The roles of hunter and explorer are both valuable and are, in fact, mutually supportive. Exploring yields valuable information about the landscape, while hunting uses that information to leverage a successful outcome.
Hunting is a tactic that uses a plan to achieve a specific outcome. It's task-focused with "success" defined by the accomplishment of that outcome. Exploring, on the other hand, is an endeavor of curiosity where the "beginner's mind" is an asset and the journey is more important than the destination. It's possibility-focused with "success" defined by uncovering something new.
The Focus of a Hunter
Think about your health, your business and your life in 2008. What hunts did you participate in? Where did you execute on a clearly defined plan? How did you fare? Is it time to take a step back and get a broader view of the landscape? What have you missed because you've been operating with the focus and precision of a hunter's mind?
The Vision of an Explorer
As the new year unfolds, try donning your explorer's cap. View the upcoming year with the curiosity and excitement of an adventurer embarking on new terrain. Is your business where you want it to be? Do your daily practices for cultivating your health support your professional goals? How about your personal goals?
How are you supporting or sabotaging your ability to achieve those goals? What untapped potential is within you? The answers lie in an assessment of your company's health capital.
Your Assets and Liabilities
Traditionally, a balance sheet provides a snapshot of a business's financial status. It summarizes an organization's assets, liabilities and shareholder equity. Since your health is a foundational form of capital that funds your ability to think clearly, maintain high stamina, act with confidence and engage with authenticity, extend your organization's traditional balance sheet to include "health capital."
How are you and your team faring? Chronically tired? That's a liability. Feeling post-pizza lunch indigestion during a client meeting? That's a liability. Making time to get out for a lunch-time run? That's a professional and personal asset.

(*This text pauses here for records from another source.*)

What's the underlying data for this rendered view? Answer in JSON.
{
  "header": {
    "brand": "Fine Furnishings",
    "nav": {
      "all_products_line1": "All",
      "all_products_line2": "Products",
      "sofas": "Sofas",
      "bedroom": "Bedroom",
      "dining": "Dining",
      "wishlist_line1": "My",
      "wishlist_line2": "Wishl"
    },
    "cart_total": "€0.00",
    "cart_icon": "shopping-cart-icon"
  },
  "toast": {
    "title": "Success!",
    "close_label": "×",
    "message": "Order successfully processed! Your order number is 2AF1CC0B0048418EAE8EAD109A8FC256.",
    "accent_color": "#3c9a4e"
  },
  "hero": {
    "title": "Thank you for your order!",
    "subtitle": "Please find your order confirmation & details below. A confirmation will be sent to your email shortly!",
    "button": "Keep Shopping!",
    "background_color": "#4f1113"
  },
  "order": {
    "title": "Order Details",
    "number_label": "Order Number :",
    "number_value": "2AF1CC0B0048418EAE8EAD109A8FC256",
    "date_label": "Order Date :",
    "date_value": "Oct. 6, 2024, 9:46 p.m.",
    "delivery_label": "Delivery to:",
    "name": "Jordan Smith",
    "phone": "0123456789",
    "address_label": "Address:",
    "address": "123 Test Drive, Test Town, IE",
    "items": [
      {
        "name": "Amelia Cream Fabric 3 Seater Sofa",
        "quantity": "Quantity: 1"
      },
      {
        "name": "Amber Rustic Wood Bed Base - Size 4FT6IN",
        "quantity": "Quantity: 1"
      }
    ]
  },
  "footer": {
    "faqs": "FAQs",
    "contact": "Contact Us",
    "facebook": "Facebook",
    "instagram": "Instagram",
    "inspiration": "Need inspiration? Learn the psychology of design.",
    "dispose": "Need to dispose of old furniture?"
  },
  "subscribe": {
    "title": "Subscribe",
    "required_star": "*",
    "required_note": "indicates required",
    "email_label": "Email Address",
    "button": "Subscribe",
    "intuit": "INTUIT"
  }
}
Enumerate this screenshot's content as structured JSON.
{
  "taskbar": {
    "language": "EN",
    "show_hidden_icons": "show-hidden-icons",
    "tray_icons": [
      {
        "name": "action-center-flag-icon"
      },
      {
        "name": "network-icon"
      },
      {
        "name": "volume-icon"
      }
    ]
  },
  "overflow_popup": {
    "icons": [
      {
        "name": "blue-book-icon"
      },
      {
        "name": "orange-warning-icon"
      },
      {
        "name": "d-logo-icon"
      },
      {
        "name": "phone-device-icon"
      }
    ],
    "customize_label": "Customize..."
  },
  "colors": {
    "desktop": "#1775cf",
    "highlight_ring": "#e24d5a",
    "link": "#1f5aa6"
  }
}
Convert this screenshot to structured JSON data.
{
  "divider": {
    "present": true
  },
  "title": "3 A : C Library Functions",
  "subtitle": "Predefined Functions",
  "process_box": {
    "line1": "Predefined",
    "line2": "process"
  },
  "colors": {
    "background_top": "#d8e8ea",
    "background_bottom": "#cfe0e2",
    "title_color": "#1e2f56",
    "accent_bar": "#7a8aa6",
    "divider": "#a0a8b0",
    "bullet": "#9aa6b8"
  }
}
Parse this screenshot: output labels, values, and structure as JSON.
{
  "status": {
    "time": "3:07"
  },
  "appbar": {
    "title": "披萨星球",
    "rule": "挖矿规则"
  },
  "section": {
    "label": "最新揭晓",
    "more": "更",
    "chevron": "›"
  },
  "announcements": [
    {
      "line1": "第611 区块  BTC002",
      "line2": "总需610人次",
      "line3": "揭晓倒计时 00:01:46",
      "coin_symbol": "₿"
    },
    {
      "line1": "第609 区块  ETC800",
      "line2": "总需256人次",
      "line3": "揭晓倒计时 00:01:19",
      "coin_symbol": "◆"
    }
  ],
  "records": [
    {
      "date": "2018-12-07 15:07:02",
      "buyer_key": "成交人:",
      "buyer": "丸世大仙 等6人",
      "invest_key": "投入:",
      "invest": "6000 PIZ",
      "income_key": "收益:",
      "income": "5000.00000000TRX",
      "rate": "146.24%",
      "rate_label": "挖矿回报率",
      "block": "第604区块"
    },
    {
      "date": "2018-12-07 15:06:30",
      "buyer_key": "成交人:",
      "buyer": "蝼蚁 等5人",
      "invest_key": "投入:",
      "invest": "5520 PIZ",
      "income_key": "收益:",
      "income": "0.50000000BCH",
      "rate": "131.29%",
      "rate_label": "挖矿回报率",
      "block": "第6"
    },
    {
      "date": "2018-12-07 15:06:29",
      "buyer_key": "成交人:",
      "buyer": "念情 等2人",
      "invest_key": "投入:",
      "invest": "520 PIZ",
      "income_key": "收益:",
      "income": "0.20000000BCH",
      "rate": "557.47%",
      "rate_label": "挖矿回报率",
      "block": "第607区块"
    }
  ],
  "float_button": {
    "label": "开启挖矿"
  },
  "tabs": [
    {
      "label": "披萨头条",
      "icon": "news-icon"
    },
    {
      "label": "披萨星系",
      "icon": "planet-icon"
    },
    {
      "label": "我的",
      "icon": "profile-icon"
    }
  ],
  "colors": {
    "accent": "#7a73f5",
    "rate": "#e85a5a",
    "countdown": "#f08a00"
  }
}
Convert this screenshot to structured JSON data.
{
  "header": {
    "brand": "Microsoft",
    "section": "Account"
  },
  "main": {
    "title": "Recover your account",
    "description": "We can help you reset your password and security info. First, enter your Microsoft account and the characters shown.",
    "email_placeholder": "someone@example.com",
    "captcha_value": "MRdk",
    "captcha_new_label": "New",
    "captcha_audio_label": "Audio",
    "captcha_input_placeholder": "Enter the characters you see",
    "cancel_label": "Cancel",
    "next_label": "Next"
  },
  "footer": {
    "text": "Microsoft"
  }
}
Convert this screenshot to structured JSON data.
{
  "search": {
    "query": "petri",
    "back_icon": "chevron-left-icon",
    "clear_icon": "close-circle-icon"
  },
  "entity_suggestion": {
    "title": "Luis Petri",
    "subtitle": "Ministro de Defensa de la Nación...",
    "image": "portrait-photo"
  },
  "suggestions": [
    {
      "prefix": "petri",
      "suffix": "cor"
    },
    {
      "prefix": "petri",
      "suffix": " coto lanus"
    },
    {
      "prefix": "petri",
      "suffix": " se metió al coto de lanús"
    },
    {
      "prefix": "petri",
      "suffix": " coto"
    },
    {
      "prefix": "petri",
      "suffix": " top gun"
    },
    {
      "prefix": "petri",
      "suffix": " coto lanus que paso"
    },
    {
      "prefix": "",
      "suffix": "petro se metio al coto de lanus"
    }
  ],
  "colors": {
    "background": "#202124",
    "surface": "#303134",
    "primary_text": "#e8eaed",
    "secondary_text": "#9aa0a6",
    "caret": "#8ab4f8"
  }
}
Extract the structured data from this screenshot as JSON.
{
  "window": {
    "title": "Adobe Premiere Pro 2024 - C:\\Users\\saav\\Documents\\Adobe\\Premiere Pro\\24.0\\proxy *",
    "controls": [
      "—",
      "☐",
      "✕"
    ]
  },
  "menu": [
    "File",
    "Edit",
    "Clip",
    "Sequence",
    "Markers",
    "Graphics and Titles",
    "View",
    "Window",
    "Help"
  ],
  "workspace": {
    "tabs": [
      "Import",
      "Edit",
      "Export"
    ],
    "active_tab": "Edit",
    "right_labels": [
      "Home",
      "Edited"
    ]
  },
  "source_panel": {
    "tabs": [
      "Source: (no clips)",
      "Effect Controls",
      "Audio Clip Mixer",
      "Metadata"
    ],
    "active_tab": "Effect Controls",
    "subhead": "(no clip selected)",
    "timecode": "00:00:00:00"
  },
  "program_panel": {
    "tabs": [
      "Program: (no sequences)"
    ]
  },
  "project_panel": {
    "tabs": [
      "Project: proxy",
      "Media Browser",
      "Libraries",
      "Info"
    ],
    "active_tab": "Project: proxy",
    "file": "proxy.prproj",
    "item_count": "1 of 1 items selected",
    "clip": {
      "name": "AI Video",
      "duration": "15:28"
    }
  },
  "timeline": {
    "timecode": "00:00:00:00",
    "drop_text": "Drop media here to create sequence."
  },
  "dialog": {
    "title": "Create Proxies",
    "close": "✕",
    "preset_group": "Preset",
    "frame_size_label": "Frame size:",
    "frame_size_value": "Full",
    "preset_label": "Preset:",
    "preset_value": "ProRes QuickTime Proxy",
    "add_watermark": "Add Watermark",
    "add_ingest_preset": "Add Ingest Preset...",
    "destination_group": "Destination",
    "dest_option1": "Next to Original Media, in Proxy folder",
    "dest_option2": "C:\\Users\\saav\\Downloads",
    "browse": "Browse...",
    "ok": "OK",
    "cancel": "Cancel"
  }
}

Once you have a good picture of your company's health currency, you'll have a good picture of what goals to make in 2009. Remember, your health is a key currency that funds your potential. Daily actions that honor your health require that you combine the vision of an explorer with the precise and aligned action of a hunter. Once you have--stand back--you're going to blow the lid off of what you currently believe to be possible.